It’s a fact that the Moon rises over the horizon, but if I were blind and had never seen the moon, and two people told me conficting statements of “fact” – the Moon is red/the Moon is yellowish-white – which is telling me the truth? Which one do I trust? If I don’t have any experience with either, then it’s neither, I need to seek out other sources. Of course, there’s no guarantee they’ll be right or honest, but I have to start somewhere. So, I Google it.
Well, it seems the Moon may appear red to the casual observer in one place on Earth, or it’s usual yellowish-white to someone somewhere else on Earth, but that’s due to atmospheric conditions in the first instance and reflected sun light in the latter. The Moon is neither red nor yellowish-white in reality, it is actually grey (based on high resolution color cameras aboard satellites, unaffected by the Earth’s atmosphere). Therefore the answer to the question has to be “false”, and both observers seeking to convince me are wrong regardless of what they saw.
But what of political stuff, that directly impacts our daily lives and what we use to make decisions?
It’s been reported that under Obama’s administration, his advisors were instructed to submit 3-6 single-spaced pages on proposed changes to, or new, policies. The same report stated that Trump wants proposals limited to one single page with lots of graphs and maps. Okay, he’s a visual learner. I can identify, so am I.
[One can wonder how much depth – detailing all pertinent variables, arguments/counter-arguments – could possibly be contained in one page, allowing one to draw an intelligent conclusion on the merits of the proposal, especially if a large part of the page contains graphs and maps (“The Moslim countries are here, here, and there”), resulting in a half-assed policy that didn’t anticipate wide-spread negative political and legal reactions. But let’s leave that aside.]

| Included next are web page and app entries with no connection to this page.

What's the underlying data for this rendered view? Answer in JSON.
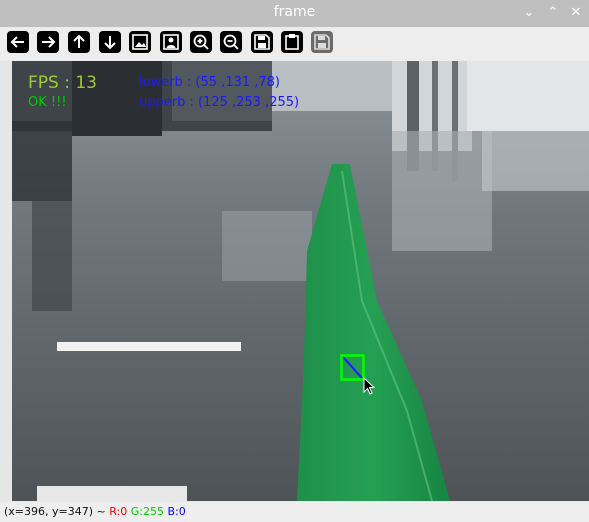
{
  "window": {
    "title": "frame",
    "controls": [
      "✕",
      "⌃",
      "⌄"
    ]
  },
  "toolbar": {
    "buttons": [
      {
        "name": "back-button",
        "icon": "arrow-left-icon"
      },
      {
        "name": "forward-button",
        "icon": "arrow-right-icon"
      },
      {
        "name": "pan-up-button",
        "icon": "arrow-up-icon"
      },
      {
        "name": "pan-down-button",
        "icon": "arrow-down-icon"
      },
      {
        "name": "zoom-to-window-button",
        "icon": "image-icon"
      },
      {
        "name": "zoom-to-image-button",
        "icon": "image-person-icon"
      },
      {
        "name": "zoom-in-button",
        "icon": "zoom-in-icon"
      },
      {
        "name": "zoom-out-button",
        "icon": "zoom-out-icon"
      },
      {
        "name": "save-button",
        "icon": "save-icon"
      },
      {
        "name": "copy-button",
        "icon": "clipboard-icon"
      },
      {
        "name": "properties-button",
        "icon": "properties-icon"
      }
    ]
  },
  "overlay": {
    "fps": "FPS : 13",
    "status": "OK !!!",
    "lowerb": "lowerb : (55 ,131 ,78)",
    "upperb": "upperb : (125 ,253 ,255)",
    "colors": {
      "fps": "#9acd32",
      "ok": "#00cc00",
      "bounds": "#1a1aff",
      "marker": "#00ff00"
    }
  },
  "statusbar": {
    "coords": "(x=396, y=347) ~ ",
    "r": "R:0",
    "g": "G:255",
    "b": "B:0",
    "colors": {
      "r": "#ff0000",
      "g": "#00cc00",
      "b": "#0000ff"
    }
  }
}
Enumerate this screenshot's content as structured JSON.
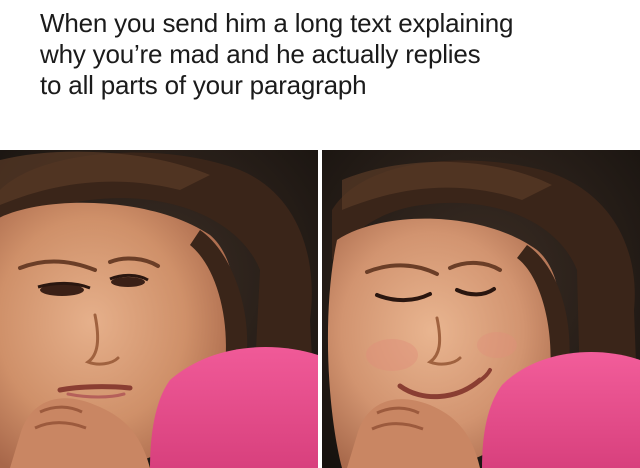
{
  "meme": {
    "caption": "When you send him a long text explaining\nwhy you’re mad and he actually replies\nto all parts of your paragraph",
    "panels": [
      {
        "expression": "unimpressed"
      },
      {
        "expression": "smirking"
      }
    ]
  }
}
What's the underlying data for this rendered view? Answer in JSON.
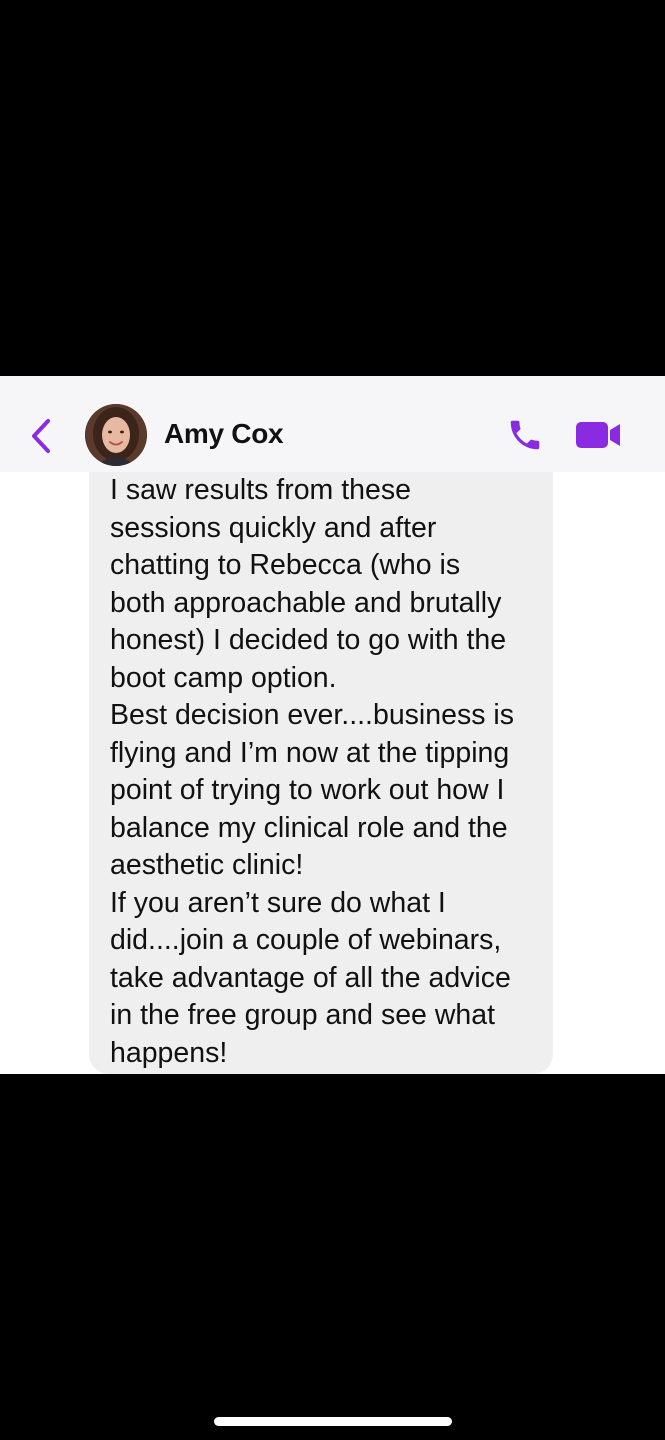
{
  "chat": {
    "contact_name": "Amy Cox",
    "accent_color": "#8a2be2",
    "icons": {
      "back": "chevron-left-icon",
      "call": "phone-icon",
      "video": "video-camera-icon"
    }
  },
  "message": {
    "lines": [
      "I saw results from these",
      "sessions quickly and after",
      "chatting to Rebecca (who is",
      "both approachable and brutally",
      "honest) I decided to go with the",
      "boot camp option.",
      "Best decision ever....business is",
      "flying and I’m now at the tipping",
      "point of trying to work out how I",
      "balance my clinical role and the",
      "aesthetic clinic!",
      "If you aren’t sure do what I",
      "did....join a couple of webinars,",
      "take advantage of all the advice",
      "in the free group and see what",
      "happens!"
    ]
  }
}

Suppose it had been reported that, “If you want Trump to understand something, you need to draw him a picture because he can’t understand the written word and he can’t focus on any one thought for any length of time.” Would that be fake news – a lie – or post-truth – part true and maybe with the intent to implant an unfavorable impression of him in your mind?
I don’t know the man, but I’d be inclined to categorize that as perhaps “fake news” (possibly a lie, even though it’s also been reported that he doesn’t read books, only looks at a couple of papers, gets most of what he learns daily from conservative cable news sources, and only wants verbal “briefings” from staff once a week). It’s more probably “post-truth”, in that it contains some truth – Trump likes pictorial/graphic illustrative support of the written word. But the intent of that suppositional message is that Trump is functionally child-like and illiterate and its objective is not to inform or communicate but to undermine Trump as a viable president. (Did you catch my heavy-handed parenthetical above as post-truth commentary that states actual reports with a slanted intent?)
So, where does one go to check out what was actually reported, and how factual is it?
FactCheck.org, PolitiFact.com or Snopes.com are where I go when I want the facts about what’s reported in the news or for anything said by a politician. If I don’t get an answer there, I just use my favorite search engine.
(You can look it up, what was actually said about one page with graphs and maps; type into your search bar, “Trump wants policy papers to be one page with graphs and maps”.)
But it still begs the question, “Will you believe what you find?” Everything boils down to whom you trust, are you willing to set aside your preconceived beliefs, will you allow that much of what is political is only partially true and therefore, a lie, intended to misdirect you from the whole truth?
Welcome to the post-truth world.